Musicians provide easy comic targets. “What do you call a life-support system for a musician? A girlfriend.” Ba-da-dum.
A few musicians I’ve known have been couch-surfing, refrigerator-emptying deadbeats, but most people who play music aren’t. They—at least, the ones not propped up by record-label advances or trust funds—need to find another way to subsidize their gigging, and that usually means holding a day job.
Sacramento’s music scene is fortunate to have at least one large employer that, over the years, has provided jobs, along with benefits like health insurance, to musicians. Having Tower Records based in Sacramento has been a real asset to the local music community.
Of course, Tower hasn’t always been the perfect workplace. The jobs are non-union; most don’t pay as well as a state-worker gig. Still, those jobs have made it possible for many local musicians to keep from starving. And if they worked in one of the better stores, chances are they got exposed to many different musical genres, which not infrequently translated into an increased depth in their playing and writing.
For a while, around a decade ago, every other local musician you’d see out playing worked either for Tower—in a store or at the chain’s office/warehouse complex in West Sacramento—or else at the now-defunct one-stop distributor Valley Media in Woodland. (Disclosure: I worked at Tower music magazine Pulse! for many years.)
With the other Bruno Magli about to drop sometime next week, Tower employees will find out whether their company will be acquired by an investment group that will keep the chain operating (a best-case scenario) or whether their jobs will be eliminated by a liquidator or by a mall-store operator that specializes in acquiring distressed record-retail chains (not a best-case scenario). Perhaps this is a good place to show Tower Records a little love. So, to Russ Solomon, thank you for building a company that provided a day job for so many musicians over the years.
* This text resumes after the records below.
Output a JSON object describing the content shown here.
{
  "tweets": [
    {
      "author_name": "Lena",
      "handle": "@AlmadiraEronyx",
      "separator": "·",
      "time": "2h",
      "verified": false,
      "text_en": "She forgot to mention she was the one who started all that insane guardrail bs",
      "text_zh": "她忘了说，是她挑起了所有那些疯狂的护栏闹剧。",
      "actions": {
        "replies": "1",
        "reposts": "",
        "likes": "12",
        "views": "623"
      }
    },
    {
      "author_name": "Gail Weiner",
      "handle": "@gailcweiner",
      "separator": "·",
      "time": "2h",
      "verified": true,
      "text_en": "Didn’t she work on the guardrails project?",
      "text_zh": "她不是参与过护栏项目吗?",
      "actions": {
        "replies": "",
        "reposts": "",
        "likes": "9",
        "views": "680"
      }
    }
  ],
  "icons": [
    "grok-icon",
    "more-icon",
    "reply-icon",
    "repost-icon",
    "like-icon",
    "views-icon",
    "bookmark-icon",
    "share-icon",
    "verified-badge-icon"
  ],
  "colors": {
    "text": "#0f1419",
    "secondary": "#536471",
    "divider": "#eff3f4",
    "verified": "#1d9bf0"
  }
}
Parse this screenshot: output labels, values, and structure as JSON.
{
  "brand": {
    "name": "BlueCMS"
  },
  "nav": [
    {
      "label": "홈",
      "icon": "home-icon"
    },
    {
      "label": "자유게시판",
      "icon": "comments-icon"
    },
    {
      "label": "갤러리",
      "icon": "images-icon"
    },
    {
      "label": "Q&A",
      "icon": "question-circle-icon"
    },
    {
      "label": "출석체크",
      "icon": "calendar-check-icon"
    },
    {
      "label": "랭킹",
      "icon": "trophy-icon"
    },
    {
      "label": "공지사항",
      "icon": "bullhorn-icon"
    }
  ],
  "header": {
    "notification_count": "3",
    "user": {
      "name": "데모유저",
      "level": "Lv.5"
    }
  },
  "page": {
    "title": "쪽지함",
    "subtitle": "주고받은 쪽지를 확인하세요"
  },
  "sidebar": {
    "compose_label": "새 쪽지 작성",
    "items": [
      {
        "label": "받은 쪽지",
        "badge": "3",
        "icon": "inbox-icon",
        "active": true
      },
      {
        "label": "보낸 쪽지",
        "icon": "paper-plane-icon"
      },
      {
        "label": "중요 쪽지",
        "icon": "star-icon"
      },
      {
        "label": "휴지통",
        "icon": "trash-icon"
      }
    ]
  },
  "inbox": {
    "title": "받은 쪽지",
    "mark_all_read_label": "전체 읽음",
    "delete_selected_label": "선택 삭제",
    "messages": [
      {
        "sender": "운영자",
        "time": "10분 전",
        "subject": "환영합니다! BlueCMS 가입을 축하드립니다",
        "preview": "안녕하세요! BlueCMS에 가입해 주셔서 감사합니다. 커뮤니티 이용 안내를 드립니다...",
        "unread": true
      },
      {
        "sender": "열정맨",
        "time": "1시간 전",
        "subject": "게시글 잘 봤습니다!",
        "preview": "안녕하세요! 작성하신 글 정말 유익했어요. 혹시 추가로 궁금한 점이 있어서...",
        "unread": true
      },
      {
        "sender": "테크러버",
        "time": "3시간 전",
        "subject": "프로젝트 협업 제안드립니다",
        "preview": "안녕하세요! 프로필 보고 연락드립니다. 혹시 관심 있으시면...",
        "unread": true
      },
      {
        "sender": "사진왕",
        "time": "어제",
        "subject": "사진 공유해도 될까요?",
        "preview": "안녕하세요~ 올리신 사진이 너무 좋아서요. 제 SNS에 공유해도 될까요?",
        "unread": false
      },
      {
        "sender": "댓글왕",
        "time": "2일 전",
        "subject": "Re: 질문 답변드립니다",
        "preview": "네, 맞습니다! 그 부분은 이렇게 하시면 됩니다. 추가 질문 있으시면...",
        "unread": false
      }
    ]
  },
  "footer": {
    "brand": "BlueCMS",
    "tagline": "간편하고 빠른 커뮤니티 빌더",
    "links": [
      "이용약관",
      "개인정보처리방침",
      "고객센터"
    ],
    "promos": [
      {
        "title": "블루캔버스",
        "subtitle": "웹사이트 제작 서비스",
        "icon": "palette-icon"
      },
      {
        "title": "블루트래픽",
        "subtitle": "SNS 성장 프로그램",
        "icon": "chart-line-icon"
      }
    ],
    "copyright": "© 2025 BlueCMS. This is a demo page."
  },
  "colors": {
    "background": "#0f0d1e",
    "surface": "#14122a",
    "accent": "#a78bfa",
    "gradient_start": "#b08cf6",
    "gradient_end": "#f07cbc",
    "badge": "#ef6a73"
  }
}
Change, it’s said, is inevitable. When I worked for Tower, one thing you could depend upon at any company function was a performance by the Beer Dawgs. It didn’t hurt that the band’s longtime guitar hero, Steve Wall, was married to the executive secretary of a company vice president. But the band’s bar-tested brand of rock and blues, which was strongly rooted in the music of such bands as Little Feat and ZZ Top, provided a near-perfect soundtrack to the kind of parties Tower liked to throw—many of which were, ahem, legendary.
And now the Dawgs are transitioning from a five-night-a-week local fixture to an occasional reunion-gig band because singer “Slim Bawb” Pearce and drummer James Curry will be moving to Texas, outside Austin. Wall and multi-instrumentalist Otis Mourning will remain in Northern California. The band’s farewell gig is Friday, October 13, at the Clarion Hotel. Pearce’s side band, Slim Bawb & Gator Bait, will sing its own version of “Happy Trails” as the featured guest on October 4 at Marilyn’s on K, at the Wednesday-night Americana Ramble.
After a fine 20-year run, these guys will be missed.